Excerpts from a dataset
··········

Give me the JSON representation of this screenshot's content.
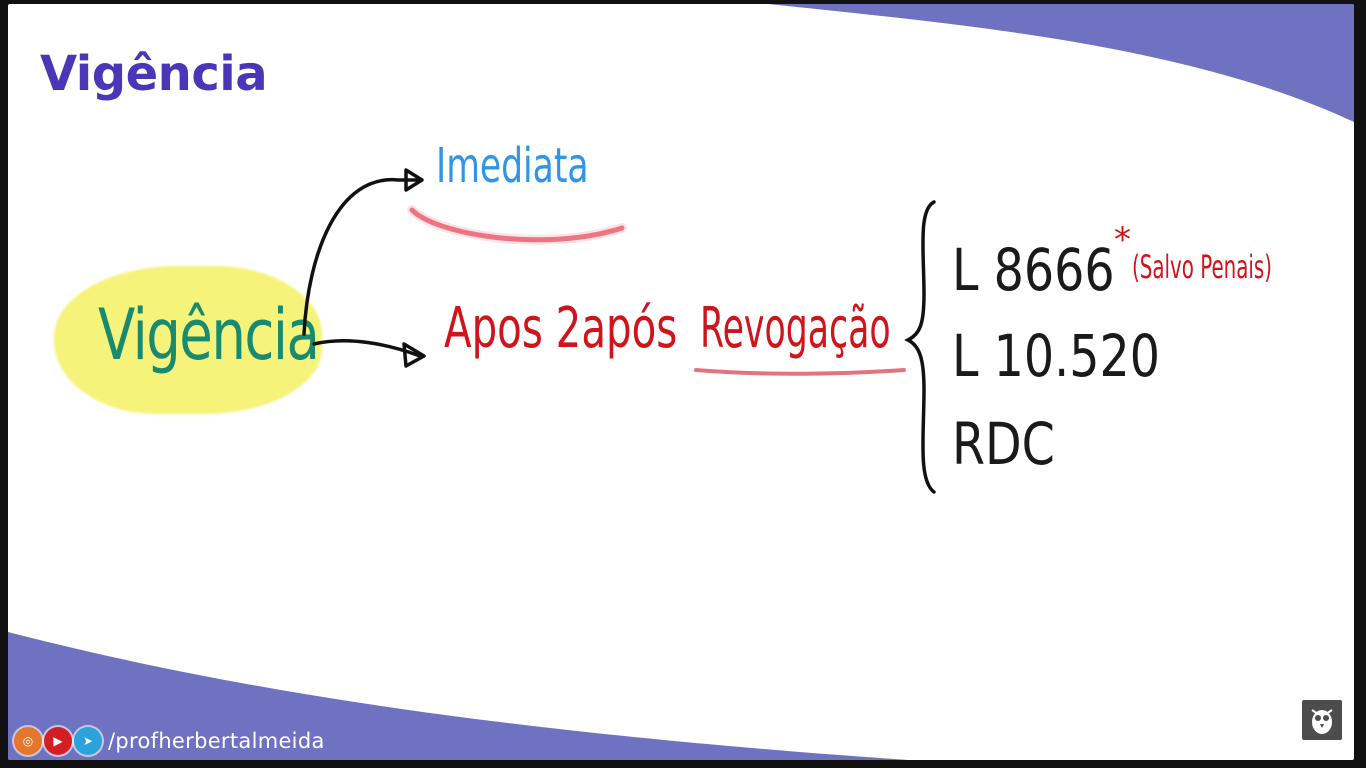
{
  "slide": {
    "title": "Vigência",
    "center_label": "Vigência",
    "branch_top": "Imediata",
    "branch_bottom_prefix": "Apos 2após",
    "branch_bottom_key": "Revogação",
    "laws": [
      "L 8666",
      "L 10.520",
      "RDC"
    ],
    "law_note_mark": "*",
    "law_note": "(Salvo Penais)"
  },
  "footer": {
    "icons": [
      "instagram-icon",
      "youtube-icon",
      "telegram-icon"
    ],
    "handle": "/profherbertalmeida",
    "logo": "owl-logo-icon"
  },
  "colors": {
    "title": "#4a37b8",
    "wave": "#6e72c0",
    "highlight": "#f6f37a",
    "center_label": "#178a6f",
    "branch_top": "#2e95e8",
    "branch_bottom": "#d0141c",
    "laws": "#1a1a1a"
  }
}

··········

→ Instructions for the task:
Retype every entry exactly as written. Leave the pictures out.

→ Solution:
Give me the JSON representation of this screenshot's content.
{
  "slide": {
    "title": "Vigência",
    "center_label": "Vigência",
    "branch_top": "Imediata",
    "branch_bottom_prefix": "Apos 2após",
    "branch_bottom_key": "Revogação",
    "laws": [
      "L 8666",
      "L 10.520",
      "RDC"
    ],
    "law_note_mark": "*",
    "law_note": "(Salvo Penais)"
  },
  "footer": {
    "icons": [
      "instagram-icon",
      "youtube-icon",
      "telegram-icon"
    ],
    "handle": "/profherbertalmeida",
    "logo": "owl-logo-icon"
  },
  "colors": {
    "title": "#4a37b8",
    "wave": "#6e72c0",
    "highlight": "#f6f37a",
    "center_label": "#178a6f",
    "branch_top": "#2e95e8",
    "branch_bottom": "#d0141c",
    "laws": "#1a1a1a"
  }
}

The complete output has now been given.